24 June 2010

Introns. Let's think about this, people. Part I.

It's time to talk about introns and function, so at least the ID people and I can agree on what we're disagreeing about. First, though, a little housecleaning.

When confronting the avalanche of misinformation on so-called "junk DNA" from intelligent design creationists, it can be hard to know where to start. In a previous series, I addressed many of the falsehoods that are employed by these folks, but the basic outline of the problem is easy to lose in the fog of confusion that ID advocates and other creationists purposefully generate around the issue. You can learn all you need to know by reading the previous series, and by reading the extensive work of Ryan Gregory. But here's a brief re-introduction.

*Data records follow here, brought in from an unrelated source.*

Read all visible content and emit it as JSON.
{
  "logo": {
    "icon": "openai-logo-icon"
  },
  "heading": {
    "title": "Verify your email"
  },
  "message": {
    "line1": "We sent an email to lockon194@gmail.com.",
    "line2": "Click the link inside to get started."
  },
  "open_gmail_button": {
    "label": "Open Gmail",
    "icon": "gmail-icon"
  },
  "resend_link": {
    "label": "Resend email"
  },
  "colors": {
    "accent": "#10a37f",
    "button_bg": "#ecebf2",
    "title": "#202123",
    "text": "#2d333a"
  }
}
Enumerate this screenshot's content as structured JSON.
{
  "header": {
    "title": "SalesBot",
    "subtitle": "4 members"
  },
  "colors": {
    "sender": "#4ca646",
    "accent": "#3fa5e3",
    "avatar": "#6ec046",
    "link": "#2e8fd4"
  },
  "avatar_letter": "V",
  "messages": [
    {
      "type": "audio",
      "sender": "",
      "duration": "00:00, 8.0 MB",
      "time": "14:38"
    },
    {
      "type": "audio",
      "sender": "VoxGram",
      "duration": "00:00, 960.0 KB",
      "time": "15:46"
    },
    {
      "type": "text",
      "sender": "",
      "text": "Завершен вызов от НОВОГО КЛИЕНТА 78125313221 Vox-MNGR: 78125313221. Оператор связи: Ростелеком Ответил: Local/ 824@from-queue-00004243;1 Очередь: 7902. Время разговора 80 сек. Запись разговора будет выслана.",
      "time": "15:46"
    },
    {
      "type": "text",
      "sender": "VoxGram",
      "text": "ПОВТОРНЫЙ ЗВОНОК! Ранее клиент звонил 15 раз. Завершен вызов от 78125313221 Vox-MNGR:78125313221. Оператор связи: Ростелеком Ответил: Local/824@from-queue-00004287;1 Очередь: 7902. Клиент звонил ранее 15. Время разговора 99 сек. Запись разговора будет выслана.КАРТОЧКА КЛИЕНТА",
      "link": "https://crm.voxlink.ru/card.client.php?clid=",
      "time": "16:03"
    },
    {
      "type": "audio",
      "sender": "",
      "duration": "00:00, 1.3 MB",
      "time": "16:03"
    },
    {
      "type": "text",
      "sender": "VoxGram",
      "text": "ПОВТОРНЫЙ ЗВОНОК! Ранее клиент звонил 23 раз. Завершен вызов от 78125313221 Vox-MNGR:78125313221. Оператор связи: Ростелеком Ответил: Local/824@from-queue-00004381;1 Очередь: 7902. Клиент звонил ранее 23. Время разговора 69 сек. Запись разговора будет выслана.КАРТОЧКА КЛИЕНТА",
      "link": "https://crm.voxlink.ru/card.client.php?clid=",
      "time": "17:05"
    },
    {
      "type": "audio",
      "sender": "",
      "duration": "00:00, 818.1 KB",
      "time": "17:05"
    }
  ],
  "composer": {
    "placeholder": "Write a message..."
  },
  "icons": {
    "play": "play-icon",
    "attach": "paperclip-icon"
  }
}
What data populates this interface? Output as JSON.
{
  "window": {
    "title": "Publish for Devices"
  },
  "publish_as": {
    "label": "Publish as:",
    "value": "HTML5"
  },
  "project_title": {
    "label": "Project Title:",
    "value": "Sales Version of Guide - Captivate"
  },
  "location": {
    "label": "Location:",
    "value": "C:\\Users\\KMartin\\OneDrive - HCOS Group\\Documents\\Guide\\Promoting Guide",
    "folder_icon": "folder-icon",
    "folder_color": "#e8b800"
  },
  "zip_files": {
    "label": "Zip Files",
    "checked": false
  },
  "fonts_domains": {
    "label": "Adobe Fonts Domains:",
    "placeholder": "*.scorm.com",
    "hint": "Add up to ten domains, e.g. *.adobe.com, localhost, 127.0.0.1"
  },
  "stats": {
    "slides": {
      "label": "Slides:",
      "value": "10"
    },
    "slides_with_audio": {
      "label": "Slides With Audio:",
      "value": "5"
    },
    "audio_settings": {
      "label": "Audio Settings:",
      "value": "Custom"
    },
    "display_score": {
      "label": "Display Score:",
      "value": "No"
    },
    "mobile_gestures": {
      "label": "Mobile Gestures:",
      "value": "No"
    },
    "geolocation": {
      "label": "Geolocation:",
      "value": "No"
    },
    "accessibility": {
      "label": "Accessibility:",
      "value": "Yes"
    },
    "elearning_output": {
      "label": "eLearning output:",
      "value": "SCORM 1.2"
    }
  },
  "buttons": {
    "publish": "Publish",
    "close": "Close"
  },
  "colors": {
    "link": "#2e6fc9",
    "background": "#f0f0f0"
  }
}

I would say there are two main components to the "junk DNA" misinformation effort.

1. ID advocates and other creationists claim that "Darwinists" assumed that non-coding DNA was functionless, right from the moment it was discovered. And so scientists failed to study non-coding DNA, leading to a vast knowledge gap that has cost human lives.

2. ID advocates and other creationists claim that "Darwinists" still assume that all non-coding DNA is functionless.

(Now, note that I won't even deal with the counter-claim, the only one that should matter for someone truly trying to establish an explanatory role for design: that genomic elements show properties that one would expect in a designed system. Plenty of ID advocates say that genomes look efficient and brilliant and excellent, but they're not so good at explaining exactly how genomic structures display the relevant characteristics. That's for another time.)

Back to those two components. They're both falsehoods.

Let's look at the first point. Read Ryan Gregory on the history of scientific thought on the subject: biologists did not make that assumption, indeed there was diversity of opinion on the amount of function in non-coding DNA from day one. Moreover, Darwinists were and still are most likely to postulate function for most genomic elements, since they were and are more likely to ascribe biological features to adaptation. And worse, the claim that non-coding DNA was ignored for decades is demonstrably false. I'm afraid it doesn't matter that some science writers (and one confused biologist) claim otherwise. There have surely been changes in attitudes toward genomic structures of various kinds as genomes have become so much better known. But the claim that biologists always assumed that all non-coding DNA is junk is just flat wrong, and you can read the bloody scientific literature yourself to see why.

And now the second point. Every time a cool new microRNA turns up in an intron, or a retroviral sequence is found to comprise a structural gene, or a pseudogene is shown to influence gene expression, ID propagandists go bananas as though they've just overturned evolutionary theory. Why? Because they seem to actually believe that "Darwinists" (by this they mean people who accept evolutionary theory in just about any of its forms) still think that non-coding DNA is all junk. The reality of current controversies in genomic structure and evolution couldn't be more different. Some hard-core adaptationists (the truest "Darwinists") share ID's commitment to the notion that genomes should contain very little non-functional debris, and you can learn a lot about the mendacity of ID mouthpieces by reading the disagreements between Larry Moran and his Darwinist detractors.

So, let's learn a little about introns. It should be fun. But don't fall for the misinformation from the propaganda network. In fact, think of "junk DNA" as an integrity dipstick. If you see those falsehoods on the dipstick, you're probably reading propaganda or uninformed nonsense. Caveat lector.

Please review my Rules and policies before posting a comment. Note that comments are closed after a month. If you would like to get in touch with me, visit the About page for contact details, including an anonymous comment form that works all the time.

blog comments powered by Disqus